And we haven’t even got to the worst problem yet; what is perhaps the “ultimate platforming game sin” of not showing the next platform that the player is expected to jump to. Panic on Funktron isn’t the first video game to commit this sin by any stretch, but it’s a consistent problem throughout, and a problem that is once again exacerbated when you have two players expected to make such leaps of faith simultaneously. Sometimes you’ll be forced to land on a burning floor and watch your health bleed away unfairly. Other times the platforms you need to jump to are literally invisible by design!
Quite a lot of gameplay revolves around this odd design choice of having things appear from out of nowhere. Power-ups and presents like to randomly pop up as you explore; hidden warp gates only show up if you Funk Scan them first; and you’ll often encounter interactive buttons that result in unpredictable effects if pressed. These gripes can easily be endured, but they can create sessions that feel frustrating to play.
In the end though, I still think Toejam & Earl in Panic On Funkotron is a worthy sequel. There are lots of secrets to find in this game; you could Funk Scan every square inch of the levels looking for secret doors and you’ll usually be rewarded. There are diverse moments of outer space platforming, swimming and sleuthing, and it’s all backed by lovely visuals and even the odd romance angle!
This kind of stuff is what allows this sequel to look its best.
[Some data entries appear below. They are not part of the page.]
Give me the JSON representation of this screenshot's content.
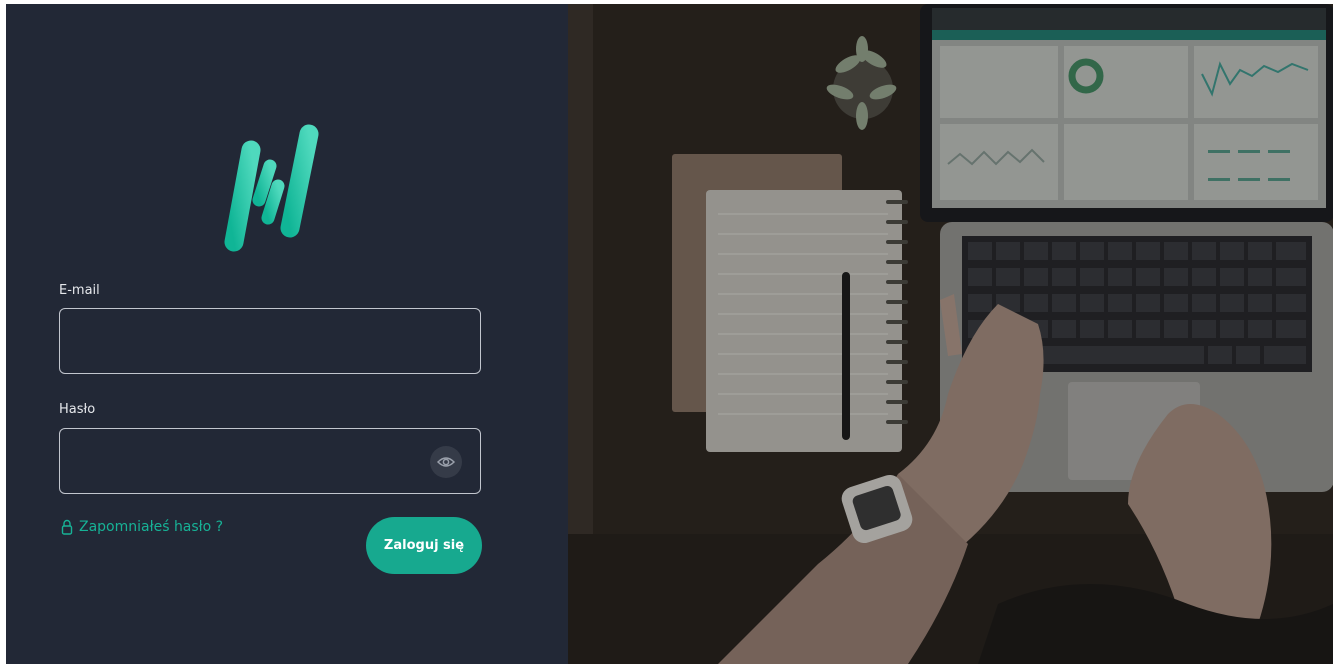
{
  "login_form": {
    "email_label": "E-mail",
    "email_value": "",
    "password_label": "Hasło",
    "password_value": "",
    "forgot_password_label": "Zapomniałeś hasło ?",
    "submit_label": "Zaloguj się"
  },
  "colors": {
    "panel_background": "#222836",
    "accent": "#17b296",
    "button": "#17a98f"
  },
  "icons": {
    "logo": "brand-logo-icon",
    "password_visibility": "eye-icon",
    "forgot_password": "lock-icon"
  }
}
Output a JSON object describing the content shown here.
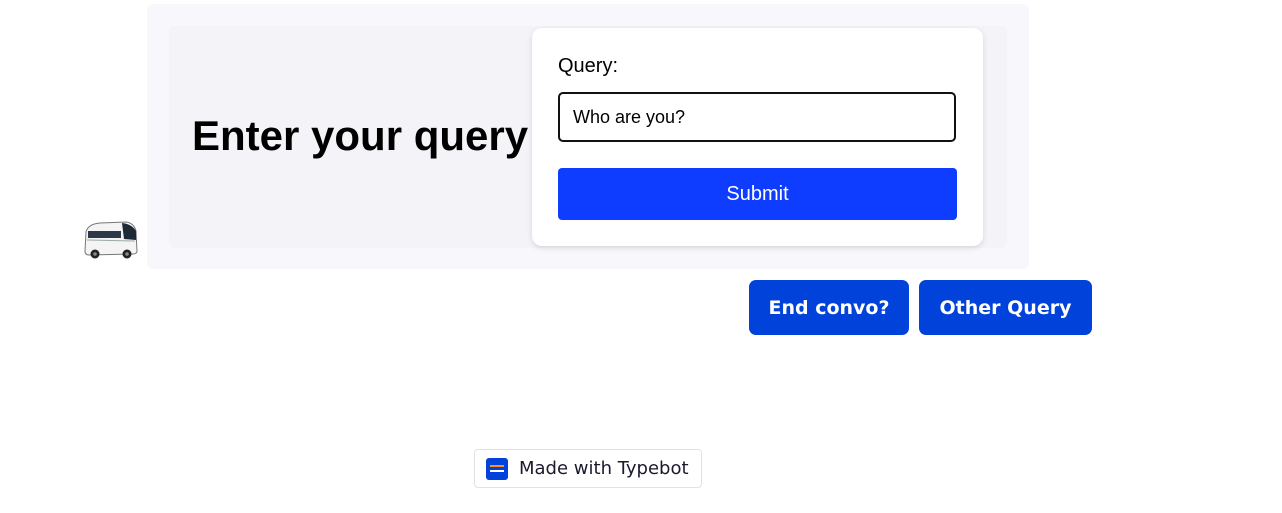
{
  "chat": {
    "heading": "Enter your query",
    "form": {
      "label": "Query:",
      "input_value": "Who are you?",
      "submit_label": "Submit"
    }
  },
  "choices": {
    "end_label": "End convo?",
    "other_label": "Other Query"
  },
  "badge": {
    "text": "Made with Typebot"
  },
  "colors": {
    "primary_button": "#0f3dff",
    "choice_button": "#0042da",
    "bubble_background": "#f7f7fc"
  },
  "icons": {
    "avatar": "bus-avatar-icon",
    "badge_logo": "typebot-logo-icon"
  }
}
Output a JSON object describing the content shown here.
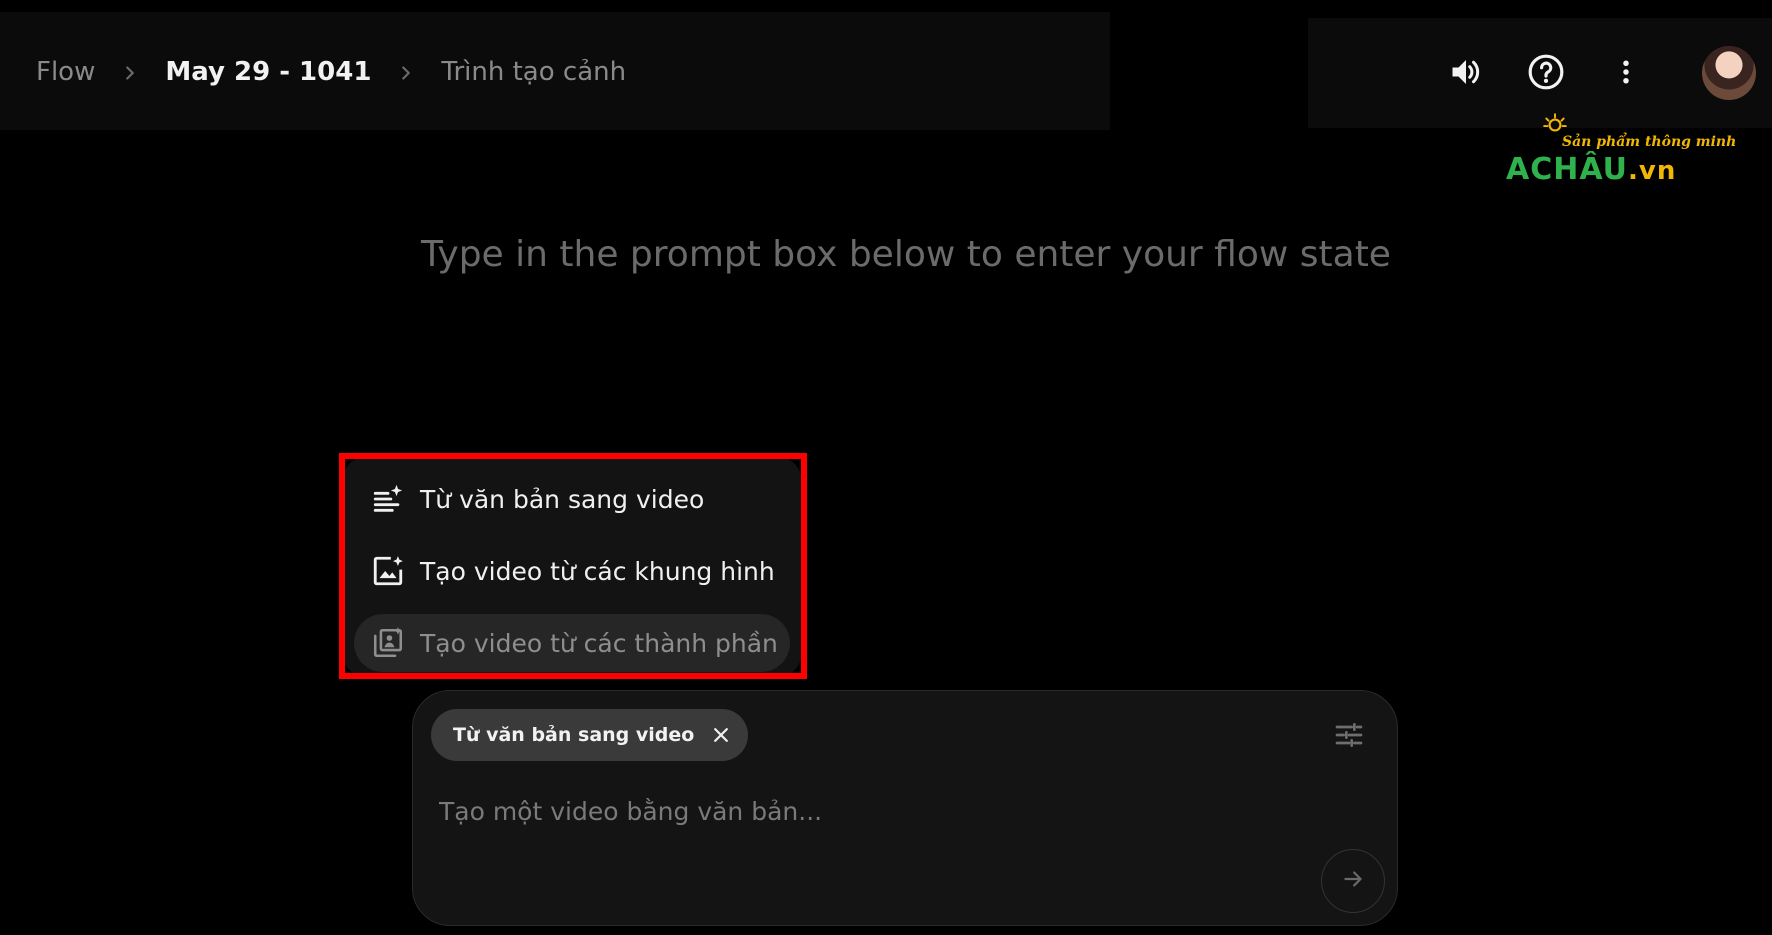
{
  "breadcrumb": {
    "items": [
      {
        "label": "Flow"
      },
      {
        "label": "May 29 - 1041"
      },
      {
        "label": "Trình tạo cảnh"
      }
    ]
  },
  "header": {
    "actions": [
      "volume-icon",
      "help-icon",
      "more-vert-icon"
    ],
    "avatar": "user-avatar"
  },
  "watermark": {
    "tagline": "Sản phẩm thông minh",
    "brand": "ACHÂU",
    "domain": ".vn"
  },
  "main": {
    "headline": "Type in the prompt box below to enter your flow state"
  },
  "mode_menu": {
    "items": [
      {
        "label": "Từ văn bản sang video",
        "icon": "text-sparkle-icon"
      },
      {
        "label": "Tạo video từ các khung hình",
        "icon": "image-sparkle-icon"
      },
      {
        "label": "Tạo video từ các thành phần",
        "icon": "ingredients-icon",
        "selected": true
      }
    ],
    "highlight_color": "#ff0000"
  },
  "prompt": {
    "chip_label": "Từ văn bản sang video",
    "placeholder": "Tạo một video bằng văn bản...",
    "value": ""
  }
}
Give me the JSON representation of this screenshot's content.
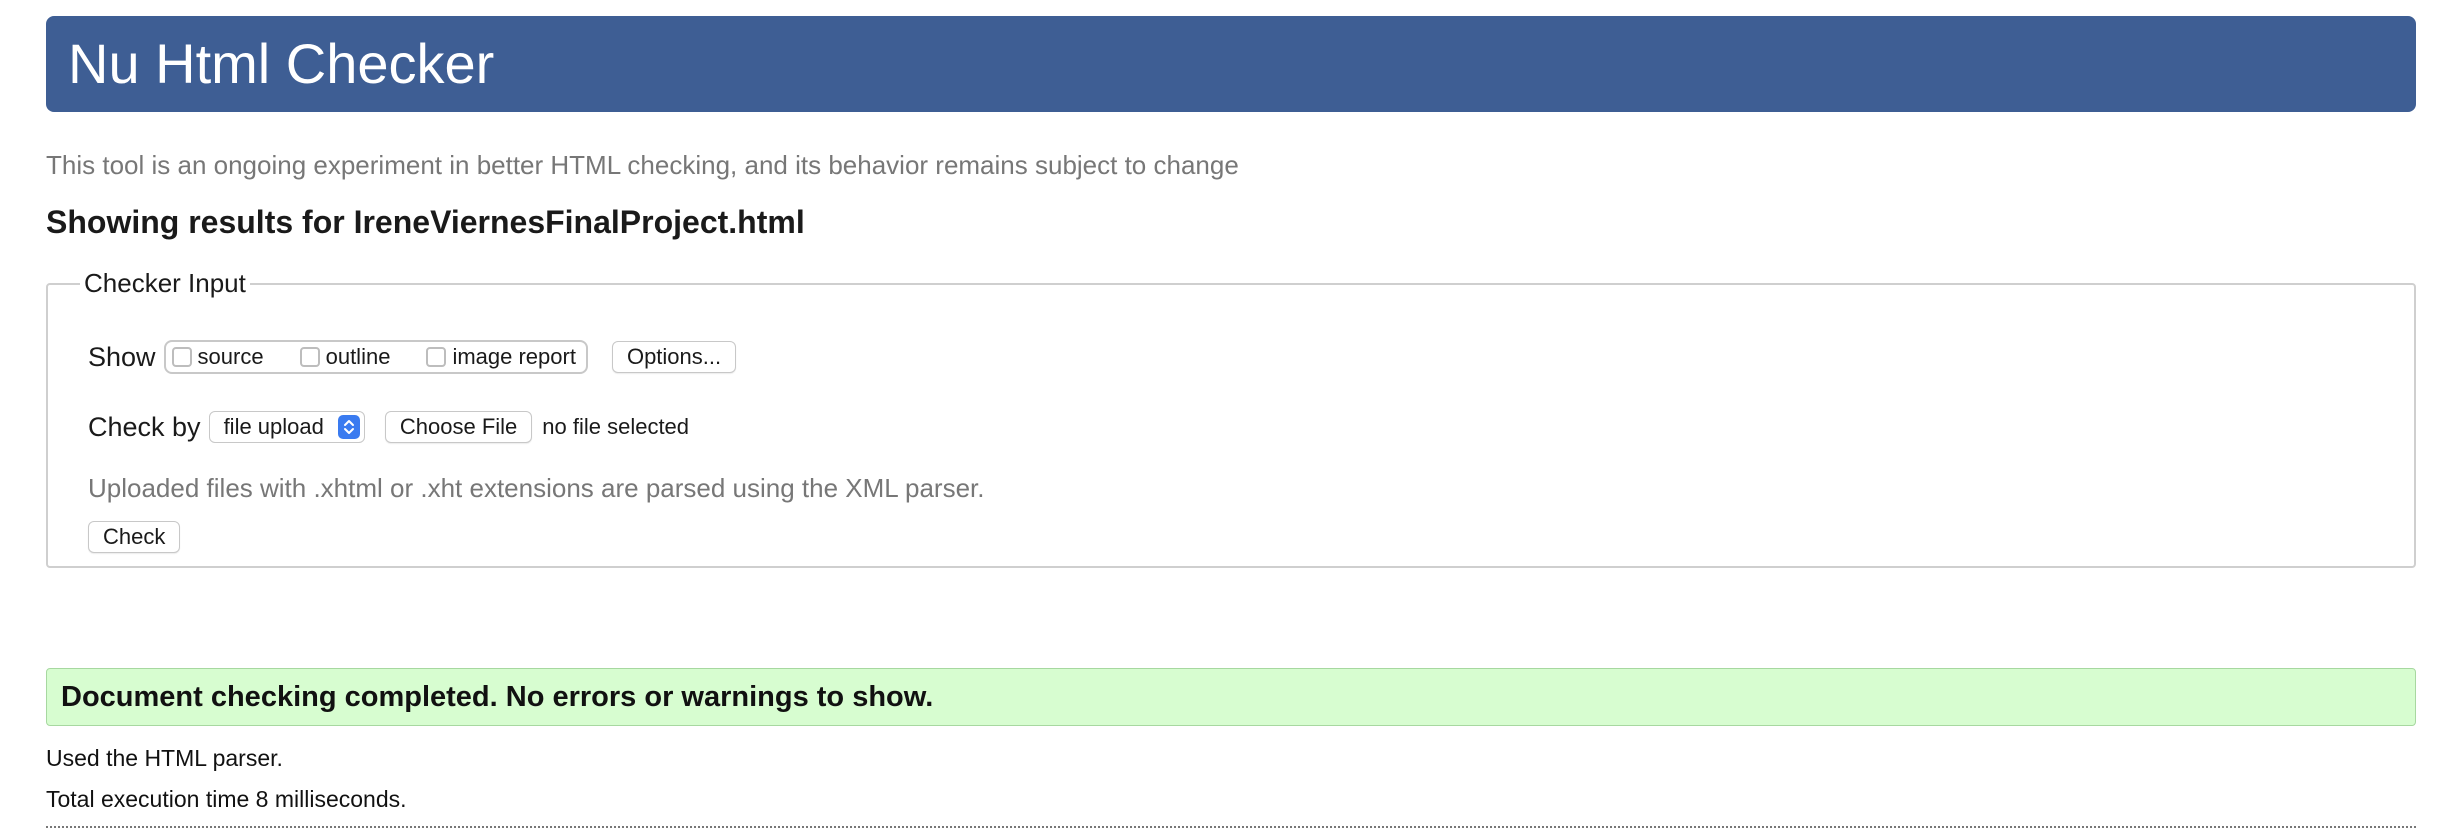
{
  "header": {
    "title": "Nu Html Checker",
    "bg_color": "#3e5e94"
  },
  "tagline": "This tool is an ongoing experiment in better HTML checking, and its behavior remains subject to change",
  "results_heading": "Showing results for IreneViernesFinalProject.html",
  "checker_input": {
    "legend": "Checker Input",
    "show_label": "Show",
    "checkboxes": [
      {
        "label": "source",
        "checked": false
      },
      {
        "label": "outline",
        "checked": false
      },
      {
        "label": "image report",
        "checked": false
      }
    ],
    "options_button": "Options...",
    "check_by_label": "Check by",
    "check_by_selected": "file upload",
    "choose_file_button": "Choose File",
    "no_file_text": "no file selected",
    "xml_note": "Uploaded files with .xhtml or .xht extensions are parsed using the XML parser.",
    "check_button": "Check"
  },
  "result": {
    "success_message": "Document checking completed. No errors or warnings to show.",
    "success_bg": "#d7fdd0",
    "parser_info": "Used the HTML parser.",
    "execution_time": "Total execution time 8 milliseconds."
  }
}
It’s still a game with substance and feeling, even if it doesn’t always show in the moment by moment action.